In Newville, Colonel Denning State Park has 273 acres of woodlands that are home to 100 species of birds. Hawks, woodpeckers, and warblers of various species dart in and out of the branches. Waggoner’s Gap Hawk Watch in Carlisle has one of the largest concentrations of raptors in the United States. Each year, 15,000 to 20,000 raptors pass through the rock outcrop on the Kittatinny Ridge. The fall hawk migration occurs from mid-August to December.
For the full Cumberland Valley outdoors experience, spend the night in the open air. Dogwood Acres Campground in Newville is family focused with 100 campsites, cabin and trailer rentals, and activities like volleyball and Frisbee golf. Colonel Denning State Park offers both tent and trailer camping. Picnic tables and fire rings at each site encourage quality time together. (BONUS: you can camp at all three state parks in Cumberland Valley!)
The 11-mile Cumberland Valley Rail Trail begins in Newville and continues to Shippensburg. The woods and shrubs that border the abandoned railroad corridor provide ample habitat for woodpeckers, owls, hawks and red fox. Cumberland Valley has more than a dozen preplanned routes that guide you through the Valley’s back roads and small towns. Each lists the distance and elevation and gives a description of sights and attractions along the way.
The Boiling Springs Pool & Waterpark has four pools, three waterslides, and a full-service snack bar. For the younger ones, two pools are specifically for children 4 years old and younger. Many of the state parks offer sandy beach areas at the lakeside. Check out Doubling Gap Lake, Fuller Lake, and Laurel Lake.
Don’t forget your clubs when you head to Cumberland Valley. Choose from 9 area golf courses. Liberty Forge Golf in Mechanicsburg is as pretty as it is playable. Yellow Breeches Creek runs alongside the 18-hole course that also has miniature golf, a lighted driving range, and a café.
There’s just something about spreading out a blanket, sitting on the ground, and enjoying food with friends and family that feels nostalgic and fun. In Carlisle, visit the Farmers on the Square market, open every Wednesday from May to December, to purchase a picnic-to-go. Negley Park in Lemoyne is a picturesque spot overlooking the Susquehanna River and the Harrisburg skyline. The kids can enjoy the playground while you put out the picnic.
One of the simplest and relaxing pastimes in the Cumberland Valley is enjoying the beautiful surroundings. Kings Gap Environmental Education Center in Carlisle has an Italian villa-style mansion atop South Mountain that overlooks the valley. Keep an eye out for owls, orioles, turkeys, turtles and deer as you lose yourself amid more than 2,500 acres and 16 miles of trails. Mount Holly Marsh Preserve in Mount Holly Springs is a 913-acre nature preserve.
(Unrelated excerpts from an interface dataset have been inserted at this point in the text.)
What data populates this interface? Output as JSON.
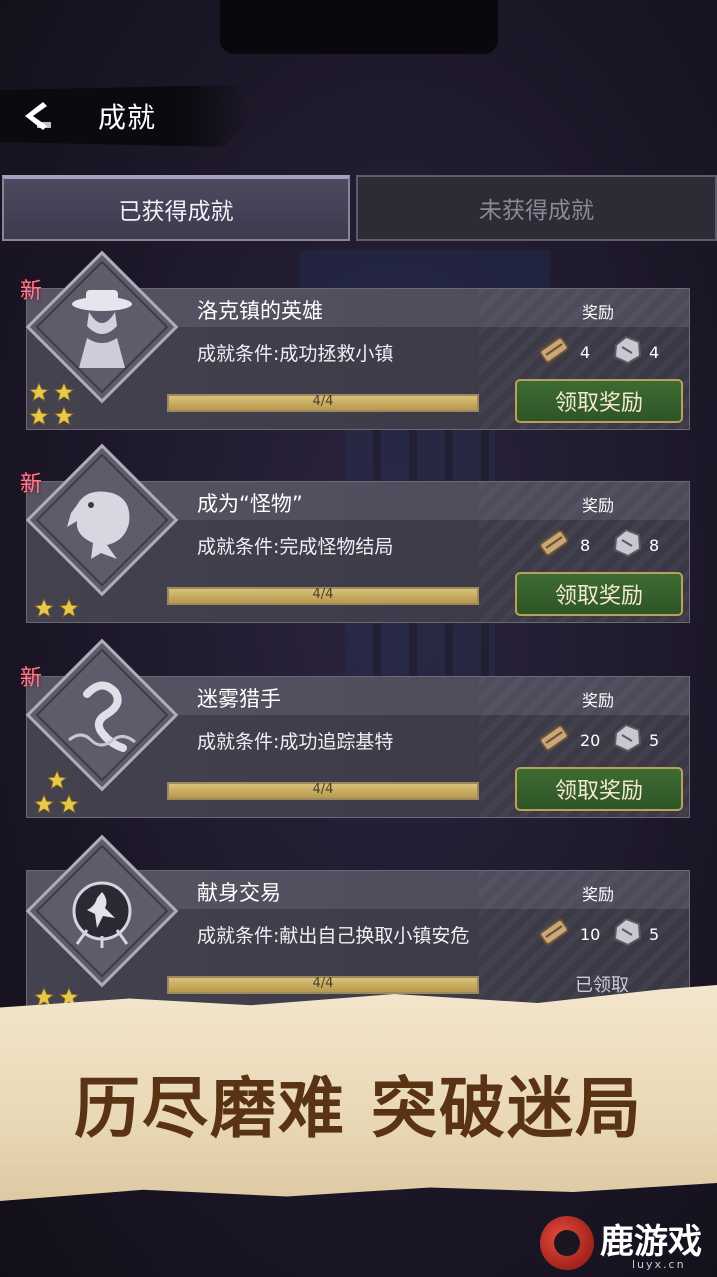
{
  "header": {
    "title": "成就"
  },
  "tabs": [
    {
      "label": "已获得成就",
      "active": true
    },
    {
      "label": "未获得成就",
      "active": false
    }
  ],
  "achievements": [
    {
      "new_label": "新",
      "title": "洛克镇的英雄",
      "reward_label": "奖励",
      "condition": "成就条件:成功拯救小镇",
      "progress": "4/4",
      "progress_fraction": 1.0,
      "reward_a": "4",
      "reward_b": "4",
      "stars": 4,
      "art": "detective-icon",
      "action_label": "领取奖励"
    },
    {
      "new_label": "新",
      "title": "成为“怪物”",
      "reward_label": "奖励",
      "condition": "成就条件:完成怪物结局",
      "progress": "4/4",
      "progress_fraction": 1.0,
      "reward_a": "8",
      "reward_b": "8",
      "stars": 2,
      "art": "monster-icon",
      "action_label": "领取奖励"
    },
    {
      "new_label": "新",
      "title": "迷雾猎手",
      "reward_label": "奖励",
      "condition": "成就条件:成功追踪基特",
      "progress": "4/4",
      "progress_fraction": 1.0,
      "reward_a": "20",
      "reward_b": "5",
      "stars": 3,
      "art": "serpent-icon",
      "action_label": "领取奖励"
    },
    {
      "new_label": "",
      "title": "献身交易",
      "reward_label": "奖励",
      "condition": "成就条件:献出自己换取小镇安危",
      "progress": "4/4",
      "progress_fraction": 1.0,
      "reward_a": "10",
      "reward_b": "5",
      "stars": 2,
      "art": "ritual-icon",
      "action_label": "已领取"
    }
  ],
  "banner": {
    "text": "历尽磨难 突破迷局"
  },
  "watermark": {
    "text": "鹿游戏",
    "url": "luyx.cn"
  },
  "colors": {
    "accent_green": "#2f5527",
    "gold": "#b9a15a",
    "new_badge": "#ff7b8e",
    "star": "#e6c94c"
  }
}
Trails are divided into short hiking loops that vary in difficulty. Along the way, you’ll find wild blueberries and bubbling springs.
To complement its outdoor attractions, Cumberland Valley has an assortment of dining options for an active vacation. For lunch or an afternoon snack, stop by Caffe 101 in Boiling Springs, known for its smoothies, cappuccinos, and ice cream. If you’re in Mount Holly Springs, enjoy a sandwich or salad for lunch at Crumbs Cafe. Enjoy the sunset while dining along the Susquehanna River at Duke’s Riverside Bar & Grille, Dockside Willies or RockBass Grill.
If you prefer a little more luxury than pitching a tent, 30 Timber Road in Mechanicsburg offers modern accommodations in a rustic setting. Carlisle, with its charming tree-lined streets, is home to an assortment of bed-and-breakfasts, including the award-winning Carlisle House located in the downtown historic district.
If you’re ready to hit the trail and get outdoors in Cumberland Valley, click here for details, directions and more.
This is a paid partnership between Cumberland Valley Visitors Bureau and Philadelphia Magazine